Another principle of "democracy" is that our votes should carry equal weight. The amount of democratic representation (and, therefore, influence) that I get with my vote should be the same as yours. However, and ignoring property ownership voting, right now the number of voters per elected representative varies hugely around the country – from around one elected member per 70,000 voters down to as low as one per 600 voters.

For example, using those current variations, an amalgamated TDC and NCC could have allowed for as few as two councillors for the whole region, or as many as 100! Even within council boundaries there are considerable variations.

TDC wards are a good example. My Lakes-Murchison ward vote gets me roughly 25 per cent more influence at the council table than someone who lives in Moutere-Waimea. But the big TDC "winners" on representation are those of you who live in Golden Bay – your vote gains 75 per cent more influence per capita than someone living in Moutere. Cool, eh?


Mind you, if you live in Moutere you have proportionally less influence with your vote. Again, this isn't "wrong"; it's just how it is.

"Democracy" also depends on elected officials gaining an electoral mandate through a goodly portion of folk actually voting. Yet in council elections around the country the current turnout hovers at about 50 per cent. On that basis, clearly, the democratic majority are certainly not speaking. Such a low turnout also raises some questions as to why that might be.

Anyway, once elected, a council has a legal mandate to make decisions. Most council decisions require a simple majority of the councillors present and voting.

Also worth remembering is that no individual elected member can make any decision on their own – only the council can do that (ie not the mayor, nor any committee chair, nor any individuals). Oh, and chief executives don't get to vote ...

So far, so good. A cornerstone of democracy is that elected officials get held to account for their performance every three years at the ballot box. We, the public, get to hold our elected representatives to account for their decision-making.

Great in theory. But to do that, you'd need to know how individual elected officials voted. Ask yourself this question when next looking at your local body voting papers: how did the current councillors individually vote when making their decisions on particular issues?

Actually, it transpires that you don't/won't/can't know except in respect to the tiniest portion of council decisions. Very, very few people turn up to council meetings. Fewer still ask for, or read, the minutes of meetings. And, even if they did, many councils rarely record how individual councillors vote – let alone publish that.

And, given that, how can you hold them to account when the time comes to vote? For example, let's say a particular councillor repeatedly gets elected on a platform of keeping rates down. This example isn't too far-fetched in almost all councils. Yet, around the country, rates keep going up.

So, is this archetypal anti-rates-rise councillor effective? They probably do speak and vote against every rates rise – and yet the majority decision of council is still that the rates (continually) rise.

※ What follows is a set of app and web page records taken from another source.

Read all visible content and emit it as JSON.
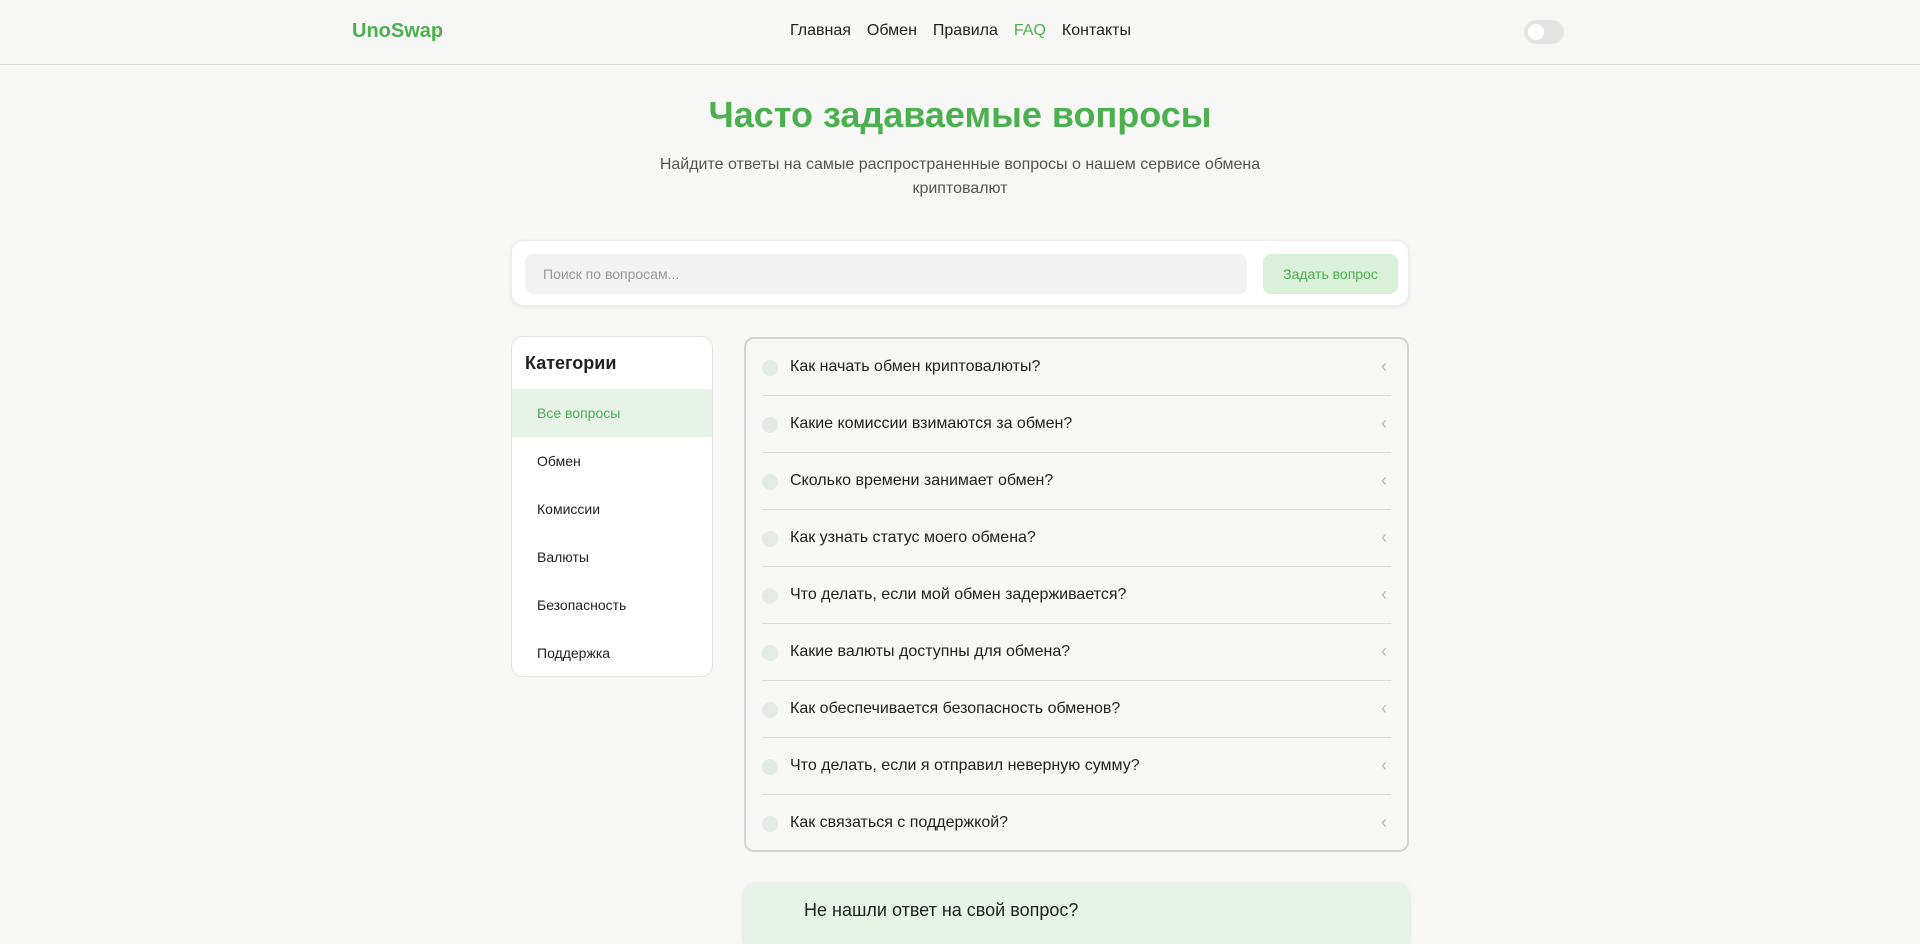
{
  "header": {
    "logo": "UnoSwap",
    "nav": [
      {
        "label": "Главная",
        "active": false
      },
      {
        "label": "Обмен",
        "active": false
      },
      {
        "label": "Правила",
        "active": false
      },
      {
        "label": "FAQ",
        "active": true
      },
      {
        "label": "Контакты",
        "active": false
      }
    ],
    "theme_toggle": {
      "on": false
    }
  },
  "hero": {
    "title": "Часто задаваемые вопросы",
    "subtitle": "Найдите ответы на самые распространенные вопросы о нашем сервисе обмена криптовалют"
  },
  "search": {
    "placeholder": "Поиск по вопросам...",
    "value": "",
    "ask_button": "Задать вопрос"
  },
  "categories": {
    "title": "Категории",
    "items": [
      {
        "label": "Все вопросы",
        "active": true
      },
      {
        "label": "Обмен",
        "active": false
      },
      {
        "label": "Комиссии",
        "active": false
      },
      {
        "label": "Валюты",
        "active": false
      },
      {
        "label": "Безопасность",
        "active": false
      },
      {
        "label": "Поддержка",
        "active": false
      }
    ]
  },
  "faq": {
    "items": [
      {
        "question": "Как начать обмен криптовалюты?",
        "expanded": false
      },
      {
        "question": "Какие комиссии взимаются за обмен?",
        "expanded": false
      },
      {
        "question": "Сколько времени занимает обмен?",
        "expanded": false
      },
      {
        "question": "Как узнать статус моего обмена?",
        "expanded": false
      },
      {
        "question": "Что делать, если мой обмен задерживается?",
        "expanded": false
      },
      {
        "question": "Какие валюты доступны для обмена?",
        "expanded": false
      },
      {
        "question": "Как обеспечивается безопасность обменов?",
        "expanded": false
      },
      {
        "question": "Что делать, если я отправил неверную сумму?",
        "expanded": false
      },
      {
        "question": "Как связаться с поддержкой?",
        "expanded": false
      }
    ],
    "chevron_icon": "chevron-left-icon",
    "bullet_icon": "circle-icon"
  },
  "help": {
    "title": "Не нашли ответ на свой вопрос?"
  },
  "colors": {
    "accent": "#4caf50",
    "accent_light": "#d9f0d9",
    "background": "#f7f7f6"
  }
}
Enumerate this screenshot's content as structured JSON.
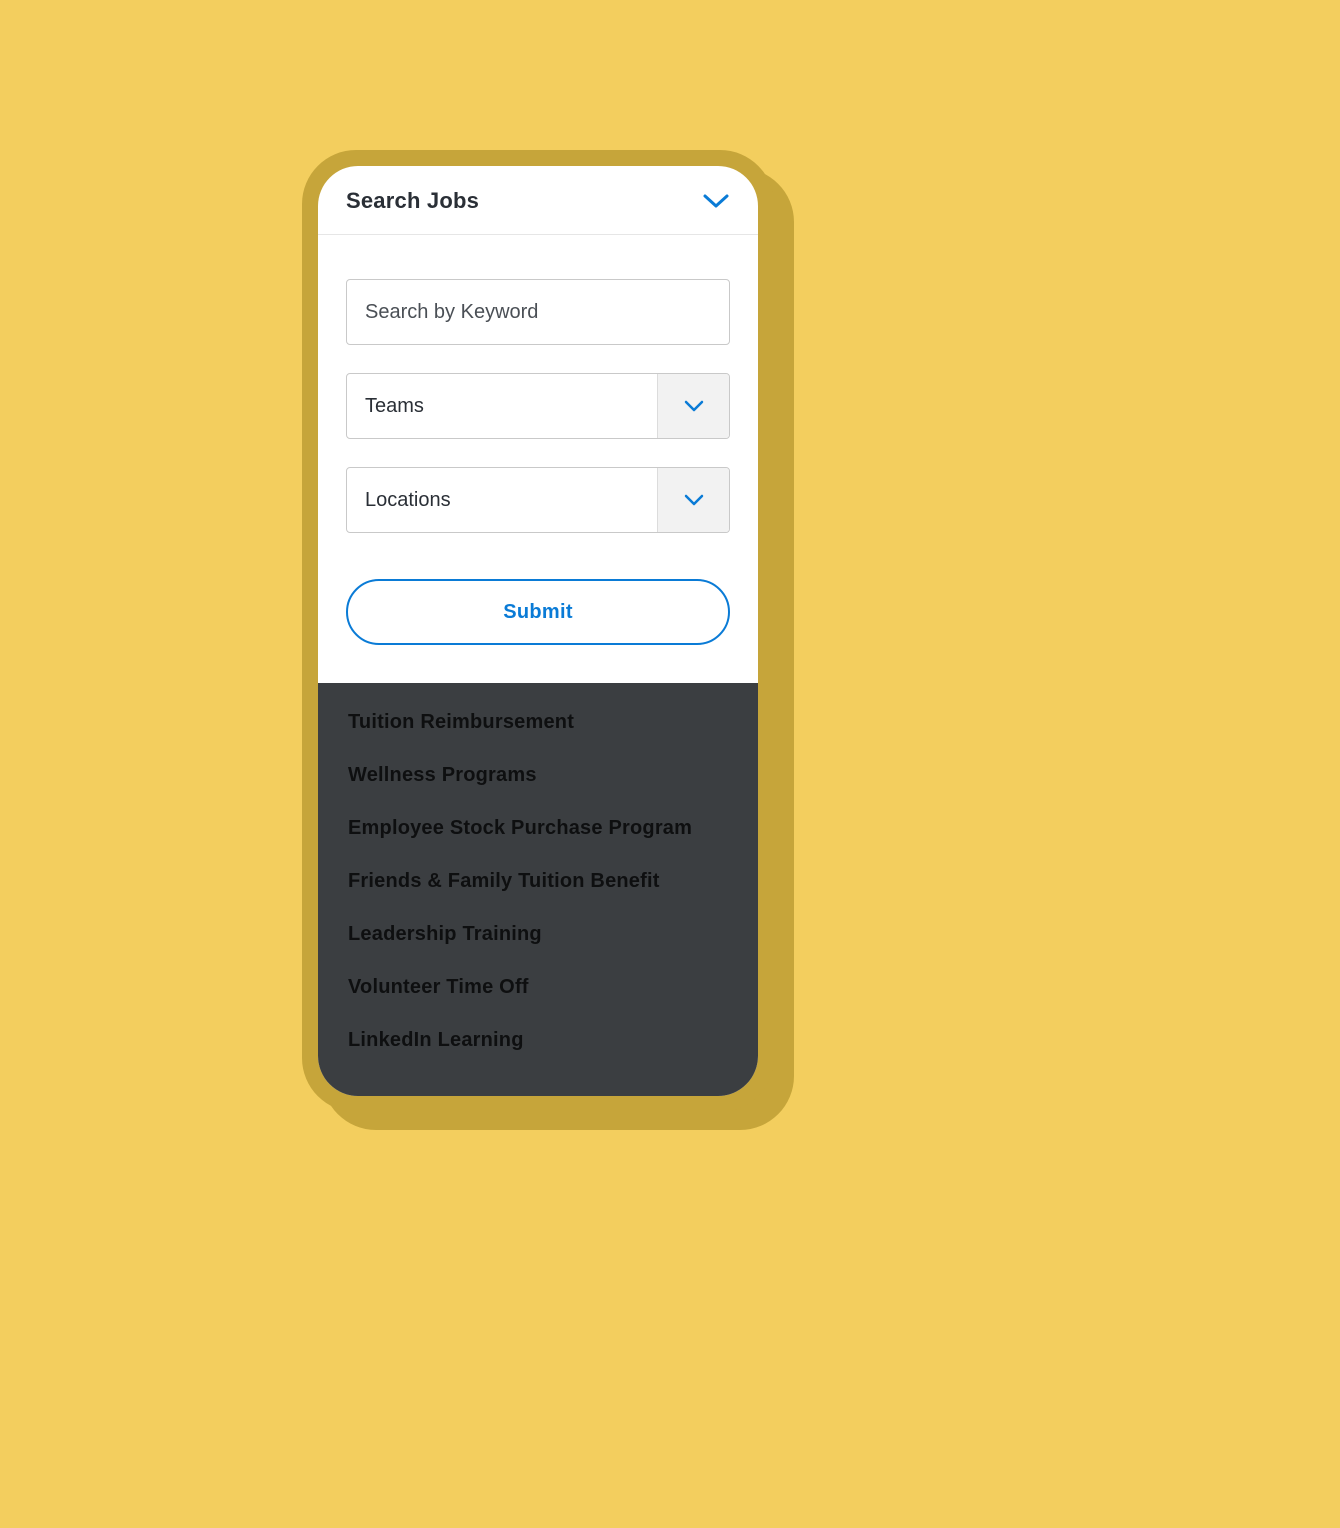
{
  "header": {
    "title": "Search Jobs"
  },
  "form": {
    "keyword_placeholder": "Search by Keyword",
    "teams_label": "Teams",
    "locations_label": "Locations",
    "submit_label": "Submit"
  },
  "benefits": [
    "Tuition Reimbursement",
    "Wellness Programs",
    "Employee Stock Purchase Program",
    "Friends & Family Tuition Benefit",
    "Leadership Training",
    "Volunteer Time Off",
    "LinkedIn Learning"
  ],
  "colors": {
    "accent_blue": "#0a7bd6",
    "bg_yellow": "#f3ce5e",
    "frame": "#c6a53a",
    "dark_panel": "#3b3e41"
  }
}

OK then, should you continue to support this particular councillor because at least they are a voice for keeping rates down? Or, equally, you might conclude that this particular councillor is completely ineffective at convincing their colleagues to reduce rates and that you'd be much better voting for a different candidate.

Either way, how would you actually know? Tricky stuff And, ultimately, that is the only thing "democracy" is all about – how you choose to exercise your vote.

Keith Marshall resigned last month as chief executive of the Nelson City Council.